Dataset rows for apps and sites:
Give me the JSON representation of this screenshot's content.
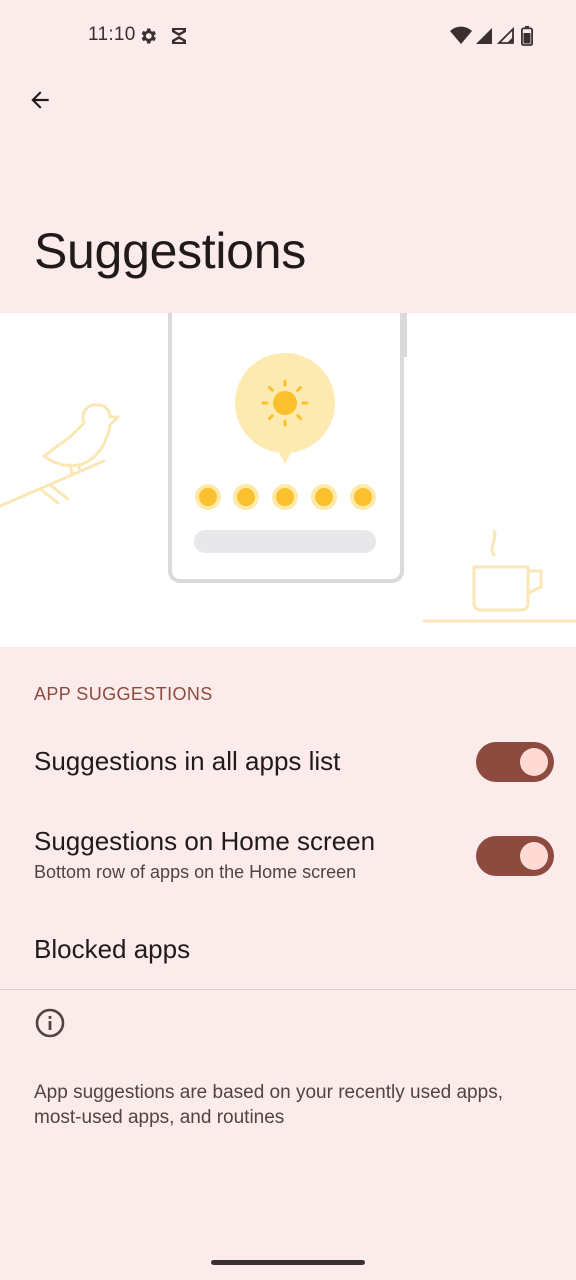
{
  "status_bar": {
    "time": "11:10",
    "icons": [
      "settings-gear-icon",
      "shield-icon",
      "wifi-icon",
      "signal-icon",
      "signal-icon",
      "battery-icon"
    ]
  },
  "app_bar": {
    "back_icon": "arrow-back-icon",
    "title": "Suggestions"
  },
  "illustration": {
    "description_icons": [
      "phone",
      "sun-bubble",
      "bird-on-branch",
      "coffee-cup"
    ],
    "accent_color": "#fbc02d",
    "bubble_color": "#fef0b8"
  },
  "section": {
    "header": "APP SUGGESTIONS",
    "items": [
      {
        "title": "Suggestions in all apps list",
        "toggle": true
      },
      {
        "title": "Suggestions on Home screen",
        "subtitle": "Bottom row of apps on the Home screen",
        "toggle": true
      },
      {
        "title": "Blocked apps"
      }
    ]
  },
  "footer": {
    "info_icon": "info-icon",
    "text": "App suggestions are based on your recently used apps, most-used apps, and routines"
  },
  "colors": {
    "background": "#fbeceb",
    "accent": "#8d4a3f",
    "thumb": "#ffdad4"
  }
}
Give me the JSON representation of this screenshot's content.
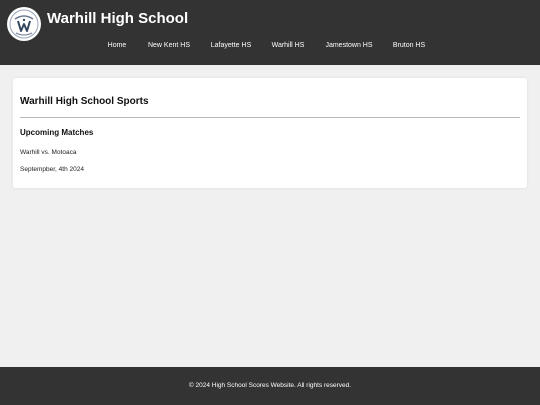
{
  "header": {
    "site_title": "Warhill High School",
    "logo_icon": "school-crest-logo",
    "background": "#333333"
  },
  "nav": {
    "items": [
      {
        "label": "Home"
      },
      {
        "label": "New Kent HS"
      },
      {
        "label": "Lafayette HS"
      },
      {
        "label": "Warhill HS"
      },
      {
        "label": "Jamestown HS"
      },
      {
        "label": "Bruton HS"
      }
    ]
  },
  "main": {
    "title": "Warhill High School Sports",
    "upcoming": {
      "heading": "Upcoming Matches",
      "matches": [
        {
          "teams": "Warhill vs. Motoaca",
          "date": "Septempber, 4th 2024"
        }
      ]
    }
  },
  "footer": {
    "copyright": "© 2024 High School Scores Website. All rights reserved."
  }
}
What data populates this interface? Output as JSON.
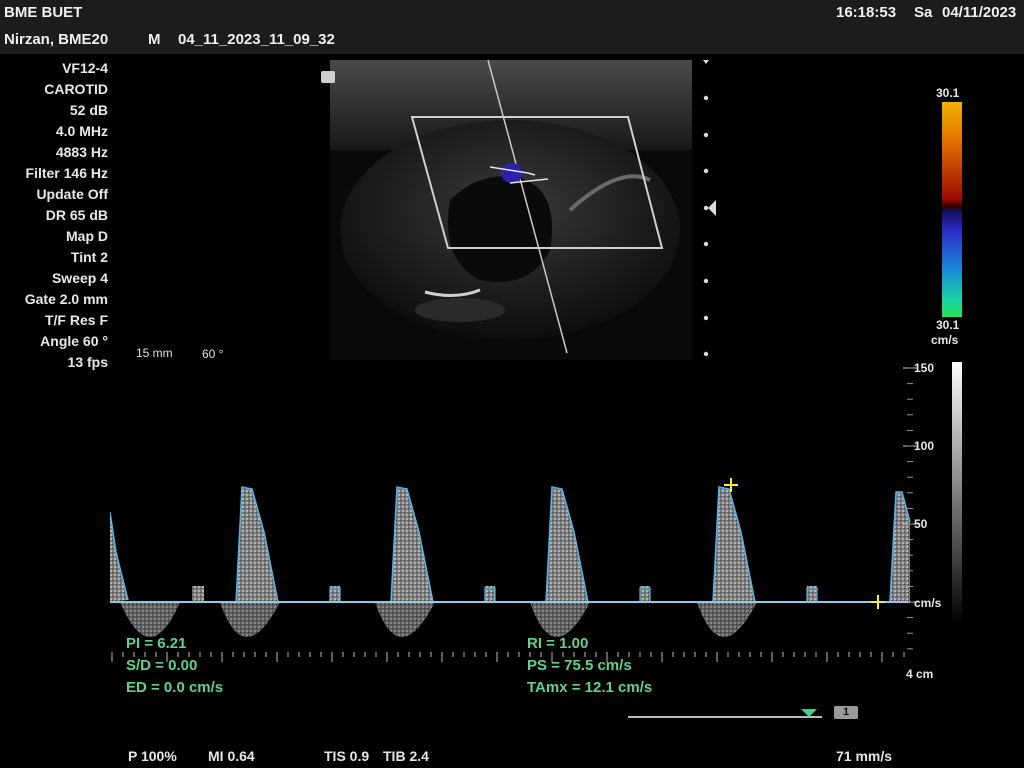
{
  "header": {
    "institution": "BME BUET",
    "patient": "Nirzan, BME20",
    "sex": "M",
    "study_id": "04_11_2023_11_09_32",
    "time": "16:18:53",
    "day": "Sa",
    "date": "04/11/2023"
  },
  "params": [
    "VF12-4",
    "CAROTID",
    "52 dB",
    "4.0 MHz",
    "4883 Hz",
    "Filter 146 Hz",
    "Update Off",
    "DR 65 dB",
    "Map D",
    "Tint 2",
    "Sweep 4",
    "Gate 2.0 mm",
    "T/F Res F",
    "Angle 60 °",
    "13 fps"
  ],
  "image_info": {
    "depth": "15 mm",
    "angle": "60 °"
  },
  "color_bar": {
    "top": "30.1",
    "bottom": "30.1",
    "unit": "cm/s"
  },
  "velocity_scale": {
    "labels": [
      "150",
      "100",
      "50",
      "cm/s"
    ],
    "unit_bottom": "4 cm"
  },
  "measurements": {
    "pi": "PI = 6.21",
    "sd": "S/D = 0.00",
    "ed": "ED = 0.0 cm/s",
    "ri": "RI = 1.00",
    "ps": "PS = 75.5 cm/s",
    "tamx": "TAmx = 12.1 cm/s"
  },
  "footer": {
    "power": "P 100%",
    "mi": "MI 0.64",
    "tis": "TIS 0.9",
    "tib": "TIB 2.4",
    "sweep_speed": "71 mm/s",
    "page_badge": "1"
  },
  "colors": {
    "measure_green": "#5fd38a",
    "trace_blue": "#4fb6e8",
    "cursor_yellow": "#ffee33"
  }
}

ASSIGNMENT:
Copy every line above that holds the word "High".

RESPONSE TO THIS EXERCISE:
    "site_title": "Warhill High School",
    "title": "Warhill High School Sports",
    "copyright": "© 2024 High School Scores Website. All rights reserved."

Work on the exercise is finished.